WHAT THIS TASK INVOLVES — The records below are to be reproduced word for word.

DATA SUPPLIED —
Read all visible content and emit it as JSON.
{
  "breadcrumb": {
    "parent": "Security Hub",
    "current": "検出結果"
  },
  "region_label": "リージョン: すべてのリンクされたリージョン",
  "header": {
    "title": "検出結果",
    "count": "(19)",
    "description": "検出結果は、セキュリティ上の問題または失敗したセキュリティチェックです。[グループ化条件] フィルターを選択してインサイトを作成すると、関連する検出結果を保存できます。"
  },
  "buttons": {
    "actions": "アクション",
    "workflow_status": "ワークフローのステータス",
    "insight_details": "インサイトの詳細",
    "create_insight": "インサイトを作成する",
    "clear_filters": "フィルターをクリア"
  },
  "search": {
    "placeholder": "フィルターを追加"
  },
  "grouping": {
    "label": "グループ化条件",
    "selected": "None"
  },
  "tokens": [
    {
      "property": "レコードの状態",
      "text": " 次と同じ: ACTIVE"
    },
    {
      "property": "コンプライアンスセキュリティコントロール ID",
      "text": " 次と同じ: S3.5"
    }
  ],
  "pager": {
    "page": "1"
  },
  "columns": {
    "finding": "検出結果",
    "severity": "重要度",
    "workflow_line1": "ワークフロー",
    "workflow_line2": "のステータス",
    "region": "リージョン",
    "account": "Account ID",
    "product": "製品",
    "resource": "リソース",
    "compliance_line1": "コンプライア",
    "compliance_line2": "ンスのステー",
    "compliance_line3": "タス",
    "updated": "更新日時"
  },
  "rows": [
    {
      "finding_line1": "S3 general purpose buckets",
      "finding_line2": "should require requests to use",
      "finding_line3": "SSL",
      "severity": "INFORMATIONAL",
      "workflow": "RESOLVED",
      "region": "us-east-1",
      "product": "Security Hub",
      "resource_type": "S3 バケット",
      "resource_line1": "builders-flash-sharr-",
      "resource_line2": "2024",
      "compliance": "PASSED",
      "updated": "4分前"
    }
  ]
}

PROBLEM SOLUTION —
Read all visible content and emit it as JSON.
{
  "breadcrumb": {
    "parent": "Security Hub",
    "current": "検出結果"
  },
  "region_label": "リージョン: すべてのリンクされたリージョン",
  "header": {
    "title": "検出結果",
    "count": "(19)",
    "description": "検出結果は、セキュリティ上の問題または失敗したセキュリティチェックです。[グループ化条件] フィルターを選択してインサイトを作成すると、関連する検出結果を保存できます。"
  },
  "buttons": {
    "actions": "アクション",
    "workflow_status": "ワークフローのステータス",
    "insight_details": "インサイトの詳細",
    "create_insight": "インサイトを作成する",
    "clear_filters": "フィルターをクリア"
  },
  "search": {
    "placeholder": "フィルターを追加"
  },
  "grouping": {
    "label": "グループ化条件",
    "selected": "None"
  },
  "tokens": [
    {
      "property": "レコードの状態",
      "text": " 次と同じ: ACTIVE"
    },
    {
      "property": "コンプライアンスセキュリティコントロール ID",
      "text": " 次と同じ: S3.5"
    }
  ],
  "pager": {
    "page": "1"
  },
  "columns": {
    "finding": "検出結果",
    "severity": "重要度",
    "workflow_line1": "ワークフロー",
    "workflow_line2": "のステータス",
    "region": "リージョン",
    "account": "Account ID",
    "product": "製品",
    "resource": "リソース",
    "compliance_line1": "コンプライア",
    "compliance_line2": "ンスのステー",
    "compliance_line3": "タス",
    "updated": "更新日時"
  },
  "rows": [
    {
      "finding_line1": "S3 general purpose buckets",
      "finding_line2": "should require requests to use",
      "finding_line3": "SSL",
      "severity": "INFORMATIONAL",
      "workflow": "RESOLVED",
      "region": "us-east-1",
      "product": "Security Hub",
      "resource_type": "S3 バケット",
      "resource_line1": "builders-flash-sharr-",
      "resource_line2": "2024",
      "compliance": "PASSED",
      "updated": "4分前"
    }
  ]
}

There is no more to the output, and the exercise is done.